If you are the leader of a big company (or a big part of a big company), it will take more work to figure out how to help everyone in the organization identify a community of which to feel a valuable part. Show leadership by modeling celebration. If you show that celebration is important to you, celebration will become important to your subordinates.

It never hurts to start with your immediate team and help each one feel a valued member. I will always remember fondly when AG Lafley invited me to attend a party that he held for his Global Leadership Team (of about twenty-five members at the time as I recall) on the occasion of his retirement as CEO of P&G. He presented each one with a gift, which was a lovely wooden plaque with their name, a thank you message, and the cover of a music album (yes there still was a thing called an ‘album’ then) affixed to it. And for each of the twenty-five, the album had a powerful and often humorous connection to the person’s role and personality. I remember AC/DC, Rolling Stones, Grateful Dead, Aretha Franklin and more.

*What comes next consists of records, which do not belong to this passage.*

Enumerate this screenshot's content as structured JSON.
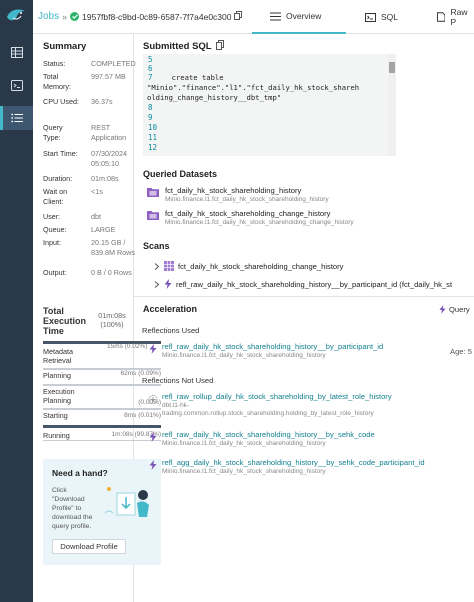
{
  "header": {
    "breadcrumb_root": "Jobs",
    "separator": "»",
    "job_id": "1957fbf8-c9bd-0c89-6587-7f7a4e0c300",
    "status_color": "#2cb46c",
    "tabs": [
      {
        "label": "Overview",
        "icon": "overview-icon",
        "active": true
      },
      {
        "label": "SQL",
        "icon": "sql-icon",
        "active": false
      },
      {
        "label": "Raw P",
        "icon": "raw-profile-icon",
        "active": false
      }
    ]
  },
  "rail": {
    "items": [
      "datasets-icon",
      "sql-runner-icon",
      "jobs-icon"
    ],
    "active": "jobs-icon",
    "accent": "#43b8c9"
  },
  "summary": {
    "title": "Summary",
    "rows": [
      {
        "k": "Status:",
        "v": "COMPLETED"
      },
      {
        "k": "Total Memory:",
        "v": "997.57 MB"
      },
      {
        "k": "CPU Used:",
        "v": "36.37s"
      },
      {
        "k": "Query Type:",
        "v": "REST Application"
      },
      {
        "k": "Start Time:",
        "v": "07/30/2024 05:05:10"
      },
      {
        "k": "Duration:",
        "v": "01m:08s"
      },
      {
        "k": "Wait on Client:",
        "v": "<1s"
      },
      {
        "k": "User:",
        "v": "dbt"
      },
      {
        "k": "Queue:",
        "v": "LARGE"
      },
      {
        "k": "Input:",
        "v": "20.15 GB / 839.8M Rows"
      },
      {
        "k": "Output:",
        "v": "0 B / 0 Rows"
      }
    ]
  },
  "execution": {
    "title": "Total Execution Time",
    "total": "01m:08s (100%)",
    "phases": [
      {
        "name": "Metadata Retrieval",
        "value": "15ms (0.02%)",
        "fraction": 0.0002
      },
      {
        "name": "Planning",
        "value": "62ms (0.09%)",
        "fraction": 0.0009
      },
      {
        "name": "Execution Planning",
        "value": "(0.00%)",
        "fraction": 0.0
      },
      {
        "name": "Starting",
        "value": "8ms (0.01%)",
        "fraction": 0.0001
      },
      {
        "name": "Running",
        "value": "1m:08s (99.87%)",
        "fraction": 0.9987
      }
    ]
  },
  "help": {
    "title": "Need a hand?",
    "text": "Click \"Download Profile\" to download the query profile.",
    "button": "Download Profile"
  },
  "sql": {
    "title": "Submitted SQL",
    "lines": [
      {
        "n": "5",
        "text": ""
      },
      {
        "n": "6",
        "text": ""
      },
      {
        "n": "7",
        "text": "  create table"
      },
      {
        "n": "",
        "text": "\"Minio\".\"finance\".\"l1\".\"fct_daily_hk_stock_shareh"
      },
      {
        "n": "",
        "text": "olding_change_history__dbt_tmp\""
      },
      {
        "n": "8",
        "text": ""
      },
      {
        "n": "9",
        "text": ""
      },
      {
        "n": "10",
        "text": ""
      },
      {
        "n": "11",
        "text": ""
      },
      {
        "n": "12",
        "text": ""
      }
    ]
  },
  "datasets": {
    "title": "Queried Datasets",
    "items": [
      {
        "name": "fct_daily_hk_stock_shareholding_history",
        "path": "Minio.finance.l1.fct_daily_hk_stock_shareholding_history"
      },
      {
        "name": "fct_daily_hk_stock_shareholding_change_history",
        "path": "Minio.finance.l1.fct_daily_hk_stock_shareholding_change_history"
      }
    ]
  },
  "scans": {
    "title": "Scans",
    "items": [
      {
        "name": "fct_daily_hk_stock_shareholding_change_history",
        "icon": "table-icon"
      },
      {
        "name": "refl_raw_daily_hk_stock_shareholding_history__by_participant_id (fct_daily_hk_st",
        "icon": "reflection-icon"
      }
    ]
  },
  "acceleration": {
    "title": "Acceleration",
    "query_label": "Query",
    "used_title": "Reflections Used",
    "used": [
      {
        "name": "refl_raw_daily_hk_stock_shareholding_history__by_participant_id",
        "path": "Minio.finance.l1.fct_daily_hk_stock_shareholding_history",
        "age": "Age: 5"
      }
    ],
    "not_used_title": "Reflections Not Used",
    "not_used": [
      {
        "name": "refl_raw_rollup_daily_hk_stock_shareholding_by_latest_role_history",
        "path": "dbt.l1-hk-trading.common.rollup.stock_shareholding.holding_by_latest_role_history",
        "path_line1": "dbt.l1-hk-",
        "path_line2": "trading.common.rollup.stock_shareholding.holding_by_latest_role_history"
      },
      {
        "name": "refl_raw_daily_hk_stock_shareholding_history__by_sehk_code",
        "path": "Minio.finance.l1.fct_daily_hk_stock_shareholding_history"
      },
      {
        "name": "refl_agg_daily_hk_stock_shareholding_history__by_sehk_code_participant_id",
        "path": "Minio.finance.l1.fct_daily_hk_stock_shareholding_history"
      }
    ]
  }
}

Each of the twenty-five went away feeling uniquely valued by their leader who had demonstrated that he had made the effort to understand each at a profoundly deep level.

But making them feel valued is only one element of the trinity. You need to ask how your celebration can help each member feel proud of the community of which each is a part? Can members connect themselves with the community — and feel proud of their association with the community?

Are you helping those outside take notice, so that they value your organization? Can you get your boss to show up and congratulate your team on doing a great job? Are you using social media to clue people into your celebration? Social media is a boon for the third element of the happiness trinity because it helps you communicate the value of your community with people outside of it.

Celebration is an important business tool. Don’t be like most companies and underutilize it. Take the time to design your celebration to boost the trinity of happiness of your team and you will be generously rewarded.



Roger Martin

Professor Roger Martin is a writer, strategy advisor and in 2017 was named the #1 management thinker in world. He is also former Dean of the Rotman School.